[Entries from a dataset of interfaces]

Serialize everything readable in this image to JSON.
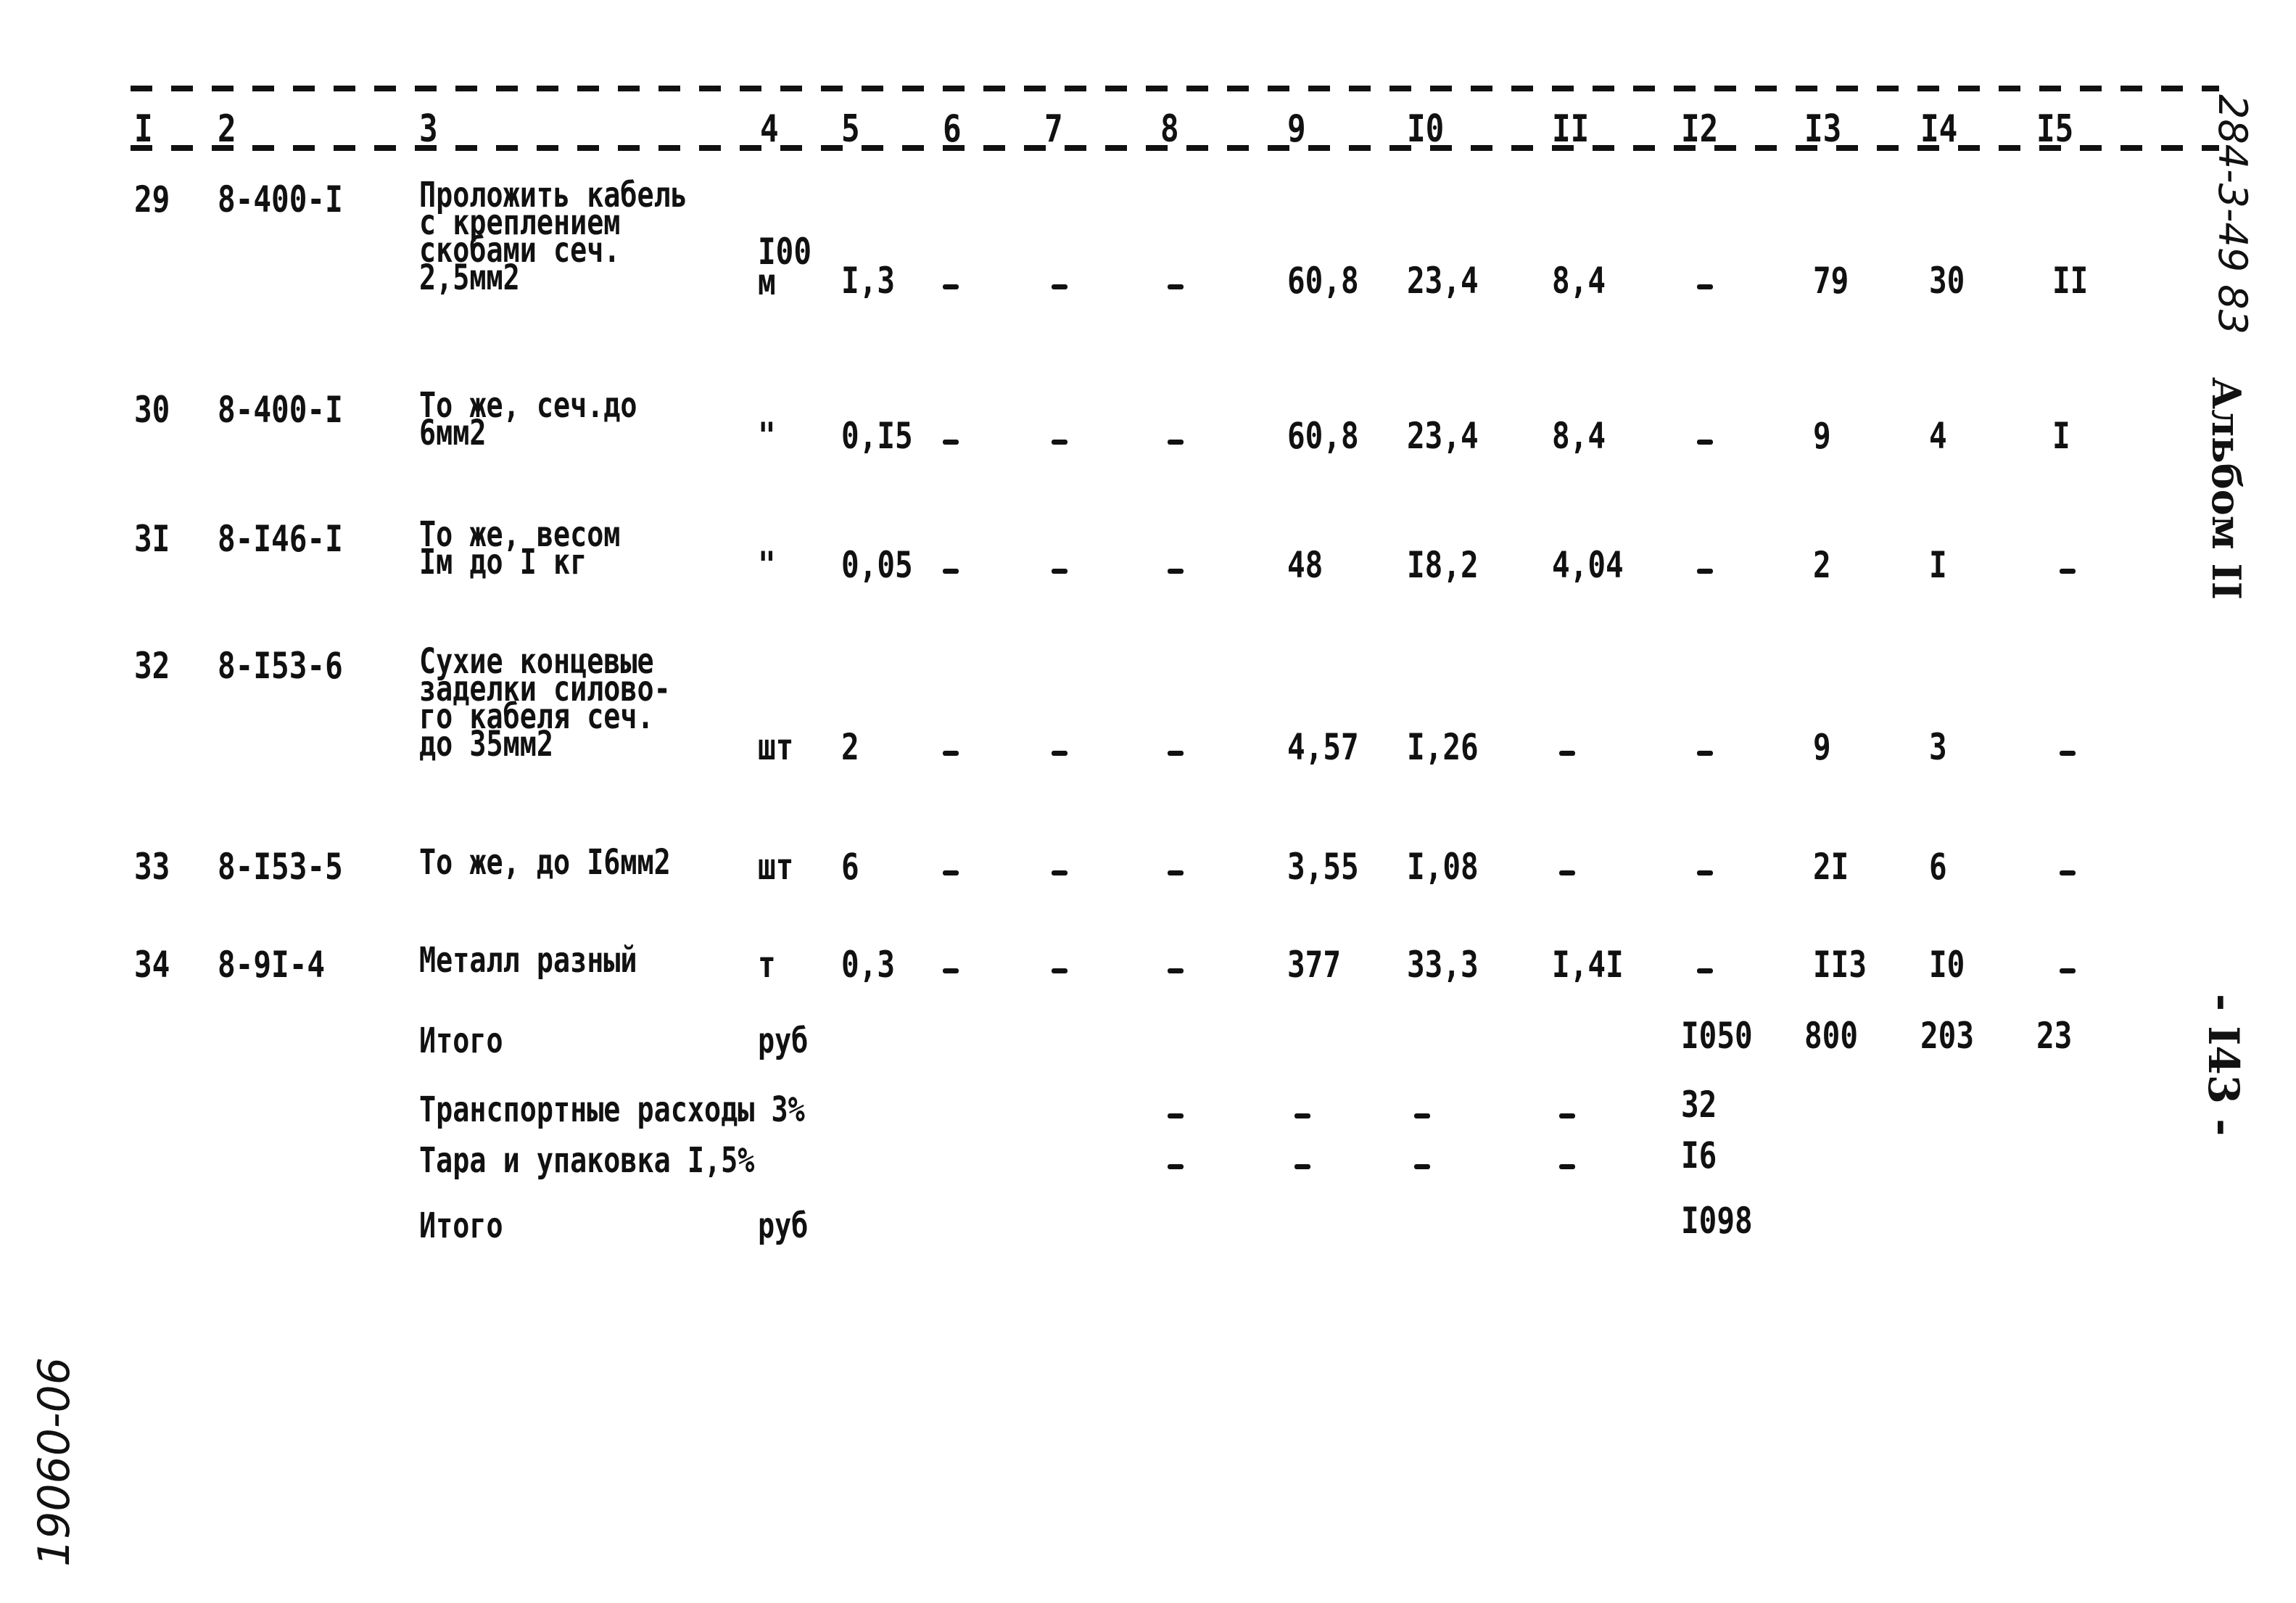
{
  "margin": {
    "right_code": "284-3-49 83",
    "right_album": "Альбом II",
    "page_number": "- I43 -",
    "left_handwritten": "19060-06"
  },
  "header": {
    "columns": [
      "I",
      "2",
      "3",
      "4",
      "5",
      "6",
      "7",
      "8",
      "9",
      "I0",
      "II",
      "I2",
      "I3",
      "I4",
      "I5"
    ]
  },
  "rows": [
    {
      "n": "29",
      "code": "8-400-I",
      "desc": [
        "Проложить кабель",
        "с креплением",
        "скобами сеч.",
        "2,5мм2"
      ],
      "unit": [
        "I00",
        "м"
      ],
      "c5": "I,3",
      "c6": "-",
      "c7": "-",
      "c8": "-",
      "c9": "60,8",
      "c10": "23,4",
      "c11": "8,4",
      "c12": "-",
      "c13": "79",
      "c14": "30",
      "c15": "II"
    },
    {
      "n": "30",
      "code": "8-400-I",
      "desc": [
        "То же, сеч.до",
        "6мм2"
      ],
      "unit": [
        "\""
      ],
      "c5": "0,I5",
      "c6": "-",
      "c7": "-",
      "c8": "-",
      "c9": "60,8",
      "c10": "23,4",
      "c11": "8,4",
      "c12": "-",
      "c13": "9",
      "c14": "4",
      "c15": "I"
    },
    {
      "n": "3I",
      "code": "8-I46-I",
      "desc": [
        "То же, весом",
        "Iм до I кг"
      ],
      "unit": [
        "\""
      ],
      "c5": "0,05",
      "c6": "-",
      "c7": "-",
      "c8": "-",
      "c9": "48",
      "c10": "I8,2",
      "c11": "4,04",
      "c12": "-",
      "c13": "2",
      "c14": "I",
      "c15": "-"
    },
    {
      "n": "32",
      "code": "8-I53-6",
      "desc": [
        "Сухие концевые",
        "заделки силово-",
        "го кабеля сеч.",
        "до 35мм2"
      ],
      "unit": [
        "шт"
      ],
      "c5": "2",
      "c6": "-",
      "c7": "-",
      "c8": "-",
      "c9": "4,57",
      "c10": "I,26",
      "c11": "-",
      "c12": "-",
      "c13": "9",
      "c14": "3",
      "c15": "-"
    },
    {
      "n": "33",
      "code": "8-I53-5",
      "desc": [
        "То же, до I6мм2"
      ],
      "unit": [
        "шт"
      ],
      "c5": "6",
      "c6": "-",
      "c7": "-",
      "c8": "-",
      "c9": "3,55",
      "c10": "I,08",
      "c11": "-",
      "c12": "-",
      "c13": "2I",
      "c14": "6",
      "c15": "-"
    },
    {
      "n": "34",
      "code": "8-9I-4",
      "desc": [
        "Металл разный"
      ],
      "unit": [
        "т"
      ],
      "c5": "0,3",
      "c6": "-",
      "c7": "-",
      "c8": "-",
      "c9": "377",
      "c10": "33,3",
      "c11": "I,4I",
      "c12": "-",
      "c13": "II3",
      "c14": "I0",
      "c15": "-"
    }
  ],
  "summary": {
    "total1": {
      "label": "Итого",
      "unit": "руб",
      "c12": "I050",
      "c13": "800",
      "c14": "203",
      "c15": "23"
    },
    "transport": {
      "label": "Транспортные расходы 3%",
      "c8": "-",
      "c9": "-",
      "c10": "-",
      "c11": "-",
      "c12": "32"
    },
    "packing": {
      "label": "Тара и упаковка I,5%",
      "c8": "-",
      "c9": "-",
      "c10": "-",
      "c11": "-",
      "c12": "I6"
    },
    "total2": {
      "label": "Итого",
      "unit": "руб",
      "c12": "I098"
    }
  }
}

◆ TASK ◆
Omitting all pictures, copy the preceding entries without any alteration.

◆ TASK RESULT ◆
Serialize everything readable in this image to JSON.
{
  "margin": {
    "right_code": "284-3-49 83",
    "right_album": "Альбом II",
    "page_number": "- I43 -",
    "left_handwritten": "19060-06"
  },
  "header": {
    "columns": [
      "I",
      "2",
      "3",
      "4",
      "5",
      "6",
      "7",
      "8",
      "9",
      "I0",
      "II",
      "I2",
      "I3",
      "I4",
      "I5"
    ]
  },
  "rows": [
    {
      "n": "29",
      "code": "8-400-I",
      "desc": [
        "Проложить кабель",
        "с креплением",
        "скобами сеч.",
        "2,5мм2"
      ],
      "unit": [
        "I00",
        "м"
      ],
      "c5": "I,3",
      "c6": "-",
      "c7": "-",
      "c8": "-",
      "c9": "60,8",
      "c10": "23,4",
      "c11": "8,4",
      "c12": "-",
      "c13": "79",
      "c14": "30",
      "c15": "II"
    },
    {
      "n": "30",
      "code": "8-400-I",
      "desc": [
        "То же, сеч.до",
        "6мм2"
      ],
      "unit": [
        "\""
      ],
      "c5": "0,I5",
      "c6": "-",
      "c7": "-",
      "c8": "-",
      "c9": "60,8",
      "c10": "23,4",
      "c11": "8,4",
      "c12": "-",
      "c13": "9",
      "c14": "4",
      "c15": "I"
    },
    {
      "n": "3I",
      "code": "8-I46-I",
      "desc": [
        "То же, весом",
        "Iм до I кг"
      ],
      "unit": [
        "\""
      ],
      "c5": "0,05",
      "c6": "-",
      "c7": "-",
      "c8": "-",
      "c9": "48",
      "c10": "I8,2",
      "c11": "4,04",
      "c12": "-",
      "c13": "2",
      "c14": "I",
      "c15": "-"
    },
    {
      "n": "32",
      "code": "8-I53-6",
      "desc": [
        "Сухие концевые",
        "заделки силово-",
        "го кабеля сеч.",
        "до 35мм2"
      ],
      "unit": [
        "шт"
      ],
      "c5": "2",
      "c6": "-",
      "c7": "-",
      "c8": "-",
      "c9": "4,57",
      "c10": "I,26",
      "c11": "-",
      "c12": "-",
      "c13": "9",
      "c14": "3",
      "c15": "-"
    },
    {
      "n": "33",
      "code": "8-I53-5",
      "desc": [
        "То же, до I6мм2"
      ],
      "unit": [
        "шт"
      ],
      "c5": "6",
      "c6": "-",
      "c7": "-",
      "c8": "-",
      "c9": "3,55",
      "c10": "I,08",
      "c11": "-",
      "c12": "-",
      "c13": "2I",
      "c14": "6",
      "c15": "-"
    },
    {
      "n": "34",
      "code": "8-9I-4",
      "desc": [
        "Металл разный"
      ],
      "unit": [
        "т"
      ],
      "c5": "0,3",
      "c6": "-",
      "c7": "-",
      "c8": "-",
      "c9": "377",
      "c10": "33,3",
      "c11": "I,4I",
      "c12": "-",
      "c13": "II3",
      "c14": "I0",
      "c15": "-"
    }
  ],
  "summary": {
    "total1": {
      "label": "Итого",
      "unit": "руб",
      "c12": "I050",
      "c13": "800",
      "c14": "203",
      "c15": "23"
    },
    "transport": {
      "label": "Транспортные расходы 3%",
      "c8": "-",
      "c9": "-",
      "c10": "-",
      "c11": "-",
      "c12": "32"
    },
    "packing": {
      "label": "Тара и упаковка I,5%",
      "c8": "-",
      "c9": "-",
      "c10": "-",
      "c11": "-",
      "c12": "I6"
    },
    "total2": {
      "label": "Итого",
      "unit": "руб",
      "c12": "I098"
    }
  }
}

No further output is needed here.